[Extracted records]
━━━━

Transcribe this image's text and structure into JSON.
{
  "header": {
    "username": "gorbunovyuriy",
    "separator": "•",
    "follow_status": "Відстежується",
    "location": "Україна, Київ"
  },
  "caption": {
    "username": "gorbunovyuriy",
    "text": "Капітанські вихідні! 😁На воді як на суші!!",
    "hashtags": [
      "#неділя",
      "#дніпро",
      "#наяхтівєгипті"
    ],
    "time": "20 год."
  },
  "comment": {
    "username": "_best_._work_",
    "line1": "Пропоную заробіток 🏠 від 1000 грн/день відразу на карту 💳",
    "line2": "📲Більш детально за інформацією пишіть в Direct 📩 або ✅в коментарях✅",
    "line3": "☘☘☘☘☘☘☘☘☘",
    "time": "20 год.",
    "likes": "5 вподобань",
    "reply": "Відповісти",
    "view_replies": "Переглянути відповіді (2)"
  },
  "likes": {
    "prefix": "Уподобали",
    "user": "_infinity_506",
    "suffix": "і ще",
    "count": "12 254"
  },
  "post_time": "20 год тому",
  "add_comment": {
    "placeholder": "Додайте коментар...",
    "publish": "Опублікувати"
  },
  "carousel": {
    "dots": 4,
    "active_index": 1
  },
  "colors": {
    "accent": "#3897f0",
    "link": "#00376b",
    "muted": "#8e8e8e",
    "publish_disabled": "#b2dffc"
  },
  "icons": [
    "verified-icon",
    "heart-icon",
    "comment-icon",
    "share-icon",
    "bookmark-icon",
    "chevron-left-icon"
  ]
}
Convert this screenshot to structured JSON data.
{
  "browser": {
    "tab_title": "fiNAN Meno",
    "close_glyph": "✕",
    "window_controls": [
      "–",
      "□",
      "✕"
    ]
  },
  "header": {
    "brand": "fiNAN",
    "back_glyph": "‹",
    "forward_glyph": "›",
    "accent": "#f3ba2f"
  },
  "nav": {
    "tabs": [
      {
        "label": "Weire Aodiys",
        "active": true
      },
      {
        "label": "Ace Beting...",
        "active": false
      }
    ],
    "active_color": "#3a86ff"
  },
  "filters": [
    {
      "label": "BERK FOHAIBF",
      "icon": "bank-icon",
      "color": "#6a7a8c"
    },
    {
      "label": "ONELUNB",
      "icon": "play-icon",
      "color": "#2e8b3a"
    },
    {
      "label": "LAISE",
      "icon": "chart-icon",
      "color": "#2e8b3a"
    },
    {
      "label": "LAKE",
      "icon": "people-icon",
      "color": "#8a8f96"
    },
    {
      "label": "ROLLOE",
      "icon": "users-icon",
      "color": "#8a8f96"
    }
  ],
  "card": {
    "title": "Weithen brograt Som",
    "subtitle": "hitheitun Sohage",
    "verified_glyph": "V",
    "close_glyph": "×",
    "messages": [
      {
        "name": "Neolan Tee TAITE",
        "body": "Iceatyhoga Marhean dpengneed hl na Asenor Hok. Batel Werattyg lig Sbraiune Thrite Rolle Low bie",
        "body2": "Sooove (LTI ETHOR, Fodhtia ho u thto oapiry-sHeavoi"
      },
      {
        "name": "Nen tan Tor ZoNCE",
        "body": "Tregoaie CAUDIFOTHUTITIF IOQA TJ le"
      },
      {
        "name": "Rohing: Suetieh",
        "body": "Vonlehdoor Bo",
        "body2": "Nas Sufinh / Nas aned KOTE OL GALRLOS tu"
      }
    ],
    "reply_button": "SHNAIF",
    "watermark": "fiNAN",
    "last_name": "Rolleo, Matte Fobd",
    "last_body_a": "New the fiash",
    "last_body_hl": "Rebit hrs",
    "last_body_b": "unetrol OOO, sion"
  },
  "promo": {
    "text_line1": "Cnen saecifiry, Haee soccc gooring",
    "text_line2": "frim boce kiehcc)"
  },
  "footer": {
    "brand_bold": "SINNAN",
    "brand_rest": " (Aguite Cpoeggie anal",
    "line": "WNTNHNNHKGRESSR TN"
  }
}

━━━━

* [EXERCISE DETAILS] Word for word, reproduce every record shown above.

* [TASK RESULT]
Transcribe this image's text and structure into JSON.
{
  "header": {
    "username": "gorbunovyuriy",
    "separator": "•",
    "follow_status": "Відстежується",
    "location": "Україна, Київ"
  },
  "caption": {
    "username": "gorbunovyuriy",
    "text": "Капітанські вихідні! 😁На воді як на суші!!",
    "hashtags": [
      "#неділя",
      "#дніпро",
      "#наяхтівєгипті"
    ],
    "time": "20 год."
  },
  "comment": {
    "username": "_best_._work_",
    "line1": "Пропоную заробіток 🏠 від 1000 грн/день відразу на карту 💳",
    "line2": "📲Більш детально за інформацією пишіть в Direct 📩 або ✅в коментарях✅",
    "line3": "☘☘☘☘☘☘☘☘☘",
    "time": "20 год.",
    "likes": "5 вподобань",
    "reply": "Відповісти",
    "view_replies": "Переглянути відповіді (2)"
  },
  "likes": {
    "prefix": "Уподобали",
    "user": "_infinity_506",
    "suffix": "і ще",
    "count": "12 254"
  },
  "post_time": "20 год тому",
  "add_comment": {
    "placeholder": "Додайте коментар...",
    "publish": "Опублікувати"
  },
  "carousel": {
    "dots": 4,
    "active_index": 1
  },
  "colors": {
    "accent": "#3897f0",
    "link": "#00376b",
    "muted": "#8e8e8e",
    "publish_disabled": "#b2dffc"
  },
  "icons": [
    "verified-icon",
    "heart-icon",
    "comment-icon",
    "share-icon",
    "bookmark-icon",
    "chevron-left-icon"
  ]
}
Convert this screenshot to structured JSON data.
{
  "browser": {
    "tab_title": "fiNAN Meno",
    "close_glyph": "✕",
    "window_controls": [
      "–",
      "□",
      "✕"
    ]
  },
  "header": {
    "brand": "fiNAN",
    "back_glyph": "‹",
    "forward_glyph": "›",
    "accent": "#f3ba2f"
  },
  "nav": {
    "tabs": [
      {
        "label": "Weire Aodiys",
        "active": true
      },
      {
        "label": "Ace Beting...",
        "active": false
      }
    ],
    "active_color": "#3a86ff"
  },
  "filters": [
    {
      "label": "BERK FOHAIBF",
      "icon": "bank-icon",
      "color": "#6a7a8c"
    },
    {
      "label": "ONELUNB",
      "icon": "play-icon",
      "color": "#2e8b3a"
    },
    {
      "label": "LAISE",
      "icon": "chart-icon",
      "color": "#2e8b3a"
    },
    {
      "label": "LAKE",
      "icon": "people-icon",
      "color": "#8a8f96"
    },
    {
      "label": "ROLLOE",
      "icon": "users-icon",
      "color": "#8a8f96"
    }
  ],
  "card": {
    "title": "Weithen brograt Som",
    "subtitle": "hitheitun Sohage",
    "verified_glyph": "V",
    "close_glyph": "×",
    "messages": [
      {
        "name": "Neolan Tee TAITE",
        "body": "Iceatyhoga Marhean dpengneed hl na Asenor Hok. Batel Werattyg lig Sbraiune Thrite Rolle Low bie",
        "body2": "Sooove (LTI ETHOR, Fodhtia ho u thto oapiry-sHeavoi"
      },
      {
        "name": "Nen tan Tor ZoNCE",
        "body": "Tregoaie CAUDIFOTHUTITIF IOQA TJ le"
      },
      {
        "name": "Rohing: Suetieh",
        "body": "Vonlehdoor Bo",
        "body2": "Nas Sufinh / Nas aned KOTE OL GALRLOS tu"
      }
    ],
    "reply_button": "SHNAIF",
    "watermark": "fiNAN",
    "last_name": "Rolleo, Matte Fobd",
    "last_body_a": "New the fiash",
    "last_body_hl": "Rebit hrs",
    "last_body_b": "unetrol OOO, sion"
  },
  "promo": {
    "text_line1": "Cnen saecifiry, Haee soccc gooring",
    "text_line2": "frim boce kiehcc)"
  },
  "footer": {
    "brand_bold": "SINNAN",
    "brand_rest": " (Aguite Cpoeggie anal",
    "line": "WNTNHNNHKGRESSR TN"
  }
}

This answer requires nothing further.